Add a new note
If you are trying to select text to create highlights or citations, remember that you must now click or tap on the first word, and then click or tap on the last word.
One moment ...
Default project is now your active project.
Project items

Items saved from this article

This article has been saved
Highlights (0)
Some of your highlights are legacy items.

Highlights saved before July 30, 2012 will not be displayed on their respective source pages.

You can easily re-create the highlights by opening the book page or article, selecting the text, and clicking “Highlight.”

Citations (0)
Some of your citations are legacy items.

Any citation created before July 30, 2012 will labeled as a “Cited page.” New citations will be saved as cited passages, pages or articles.

We also added the ability to view new citations from your projects or the book or article where you created them.

Notes (0)
Bookmarks (0)

You have no saved items from this article
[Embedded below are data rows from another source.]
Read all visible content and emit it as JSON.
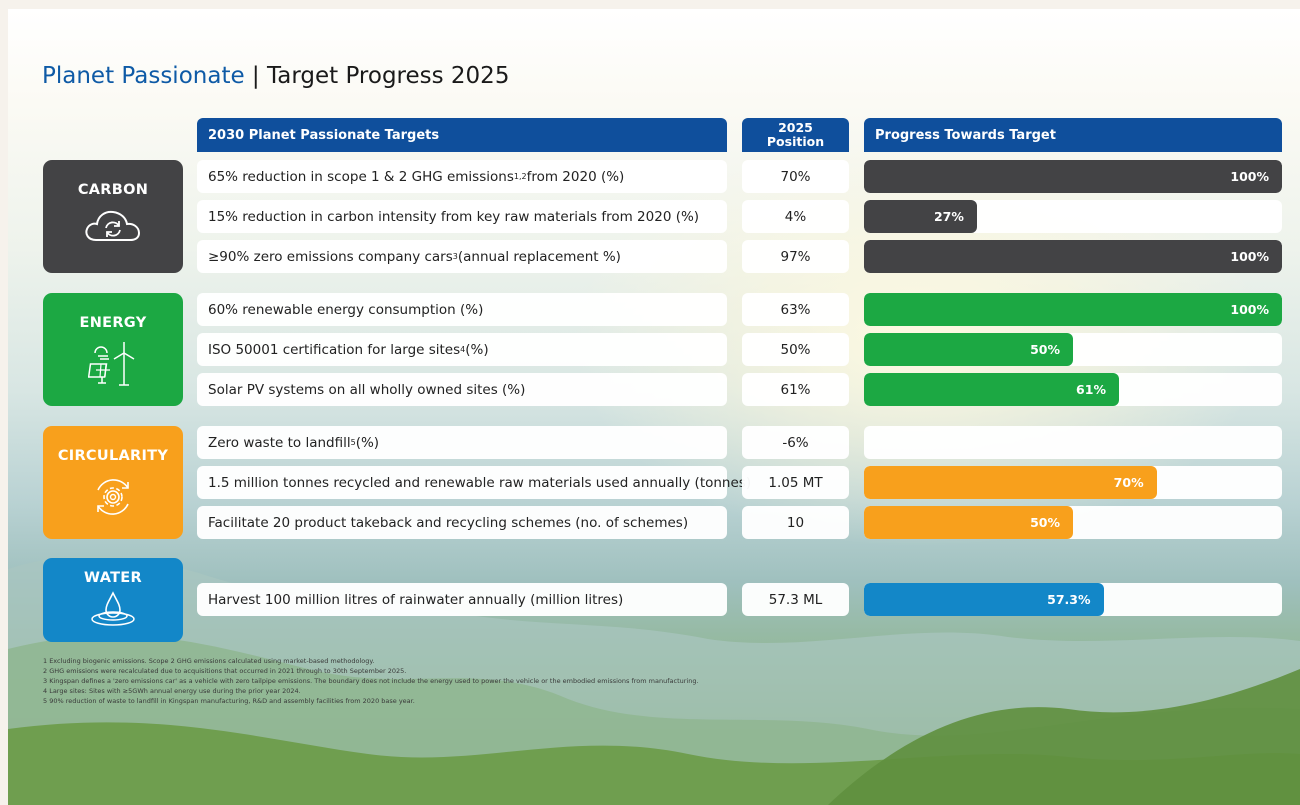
{
  "title": {
    "brand": "Planet Passionate",
    "separator": " | ",
    "rest": "Target Progress 2025"
  },
  "headers": {
    "targets": "2030 Planet Passionate Targets",
    "position_line1": "2025",
    "position_line2": "Position",
    "progress": "Progress Towards Target"
  },
  "colors": {
    "carbon": "#434345",
    "energy": "#1ca843",
    "circularity": "#f8a01c",
    "water": "#1387c8",
    "header": "#0f4f9c"
  },
  "categories": {
    "carbon": {
      "label": "CARBON",
      "icon": "cloud-refresh-icon"
    },
    "energy": {
      "label": "ENERGY",
      "icon": "solar-wind-icon"
    },
    "circularity": {
      "label": "CIRCULARITY",
      "icon": "recycle-gear-icon"
    },
    "water": {
      "label": "WATER",
      "icon": "water-drop-icon"
    }
  },
  "rows": {
    "r0": {
      "text": "65% reduction in scope 1 & 2 GHG emissions",
      "sup": "1,2",
      "after": " from 2020 (%)",
      "position": "70%",
      "progress": "100%",
      "progress_value": 100
    },
    "r1": {
      "text": "15% reduction in carbon intensity from key raw materials from 2020 (%)",
      "sup": "",
      "after": "",
      "position": "4%",
      "progress": "27%",
      "progress_value": 27
    },
    "r2": {
      "text": "≥90% zero emissions company cars",
      "sup": "3",
      "after": " (annual replacement %)",
      "position": "97%",
      "progress": "100%",
      "progress_value": 100
    },
    "r3": {
      "text": "60% renewable energy consumption (%)",
      "sup": "",
      "after": "",
      "position": "63%",
      "progress": "100%",
      "progress_value": 100
    },
    "r4": {
      "text": "ISO 50001 certification for large sites",
      "sup": "4",
      "after": " (%)",
      "position": "50%",
      "progress": "50%",
      "progress_value": 50
    },
    "r5": {
      "text": "Solar PV systems on all wholly owned sites (%)",
      "sup": "",
      "after": "",
      "position": "61%",
      "progress": "61%",
      "progress_value": 61
    },
    "r6": {
      "text": "Zero waste to landfill",
      "sup": "5",
      "after": " (%)",
      "position": "-6%",
      "progress": "",
      "progress_value": 0
    },
    "r7": {
      "text": "1.5 million tonnes recycled and renewable raw materials used annually (tonnes)",
      "sup": "",
      "after": "",
      "position": "1.05 MT",
      "progress": "70%",
      "progress_value": 70
    },
    "r8": {
      "text": "Facilitate 20 product takeback and recycling schemes (no. of schemes)",
      "sup": "",
      "after": "",
      "position": "10",
      "progress": "50%",
      "progress_value": 50
    },
    "r9": {
      "text": "Harvest 100 million litres of rainwater annually (million litres)",
      "sup": "",
      "after": "",
      "position": "57.3 ML",
      "progress": "57.3%",
      "progress_value": 57.3
    }
  },
  "footnotes": [
    "1 Excluding biogenic emissions. Scope 2 GHG emissions calculated using market-based methodology.",
    "2 GHG emissions were recalculated due to acquisitions that occurred in 2021 through to 30th September 2025.",
    "3 Kingspan defines a 'zero emissions car' as a vehicle with zero tailpipe emissions. The boundary does not include the energy used to power the vehicle or the embodied emissions from manufacturing.",
    "4 Large sites: Sites with ≥5GWh annual energy use during the prior year 2024.",
    "5 90% reduction of waste to landfill in Kingspan manufacturing, R&D and assembly facilities from 2020 base year."
  ]
}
Project items include:
  • Saved book/article
  • Highlights
  • Quotes/citations
  • Notes
  • Bookmarks
Notes
Cite this article
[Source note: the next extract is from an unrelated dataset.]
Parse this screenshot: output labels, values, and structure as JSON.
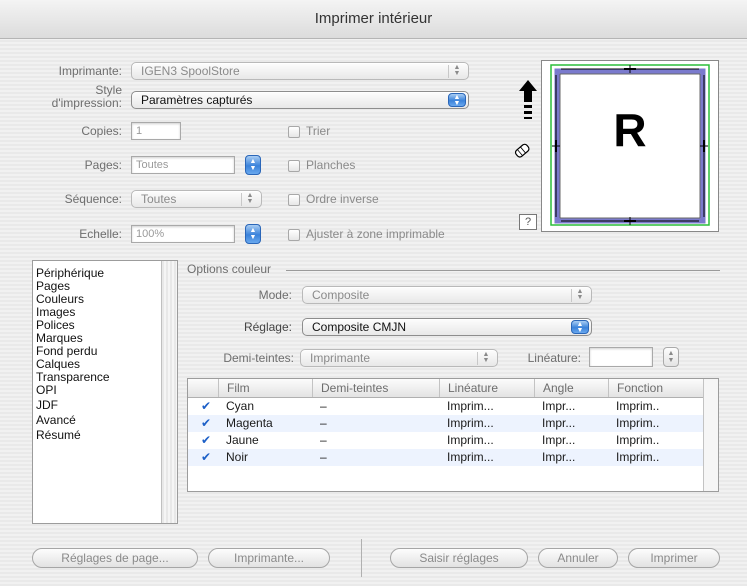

Cited article

Style
Citations are available only to our active members.
Buy instant access to cite pages or passages in MLA, APA and Chicago citation styles.

(Einhorn, 1992, p. 25)

(Einhorn 25)

1. Lois J. Einhorn, Abraham Lincoln, the Orator: Penetrating the Lincoln Legend (Westport, CT: Greenwood Press, 1992), 25, http://www.questia.com/read/27419298.

Cited article

Strategic Information Management: Understanding a New Reality
Settings

Settings

Typeface
Text size Smaller Larger Reset View mode
Search within

Search within this article

Look up

Look up a word

  • Dictionary
  • Thesaurus
Please submit a word or phrase above.
Print this page

Print this page

Why can't I print more than one page at a time?

Help
Full screen

matching results for page

    Questia reader help

    How to highlight and cite specific passages

    1. Click or tap the first word you want to select.
    2. Click or tap the last word you want to select, and you’ll see everything in between get selected.
    3. You’ll then get a menu of options like creating a highlight or a citation from that passage of text.

    OK, got it!

    Cited passage

    Style
    Citations are available only to our active members.
    Buy instant access to cite pages or passages in MLA, APA and Chicago citation styles.

    "Portraying himself as an honest, ordinary person helped Lincoln identify with his audiences." (Einhorn, 1992, p. 25).

    "Portraying himself as an honest, ordinary person helped Lincoln identify with his audiences." (Einhorn 25)

    "Portraying himself as an honest, ordinary person helped Lincoln identify with his audiences."1

    1. Lois J. Einhorn, Abraham Lincoln, the Orator: Penetrating the Lincoln Legend (Westport, CT: Greenwood Press, 1992), 25, http://www.questia.com/read/27419298.

    Cited passage

    Thanks for trying Questia!

    Please continue trying out our research tools, but please note, full functionality is available only to our active members.

    Your work will be lost once you leave this Web page.

    Buy instant access to save your work.

    Already a member? Log in now.

    Author Advanced search

    Oops!

    An unknown error has occurred. Please click the button below to reload the page. If the problem persists, please try again in a little while.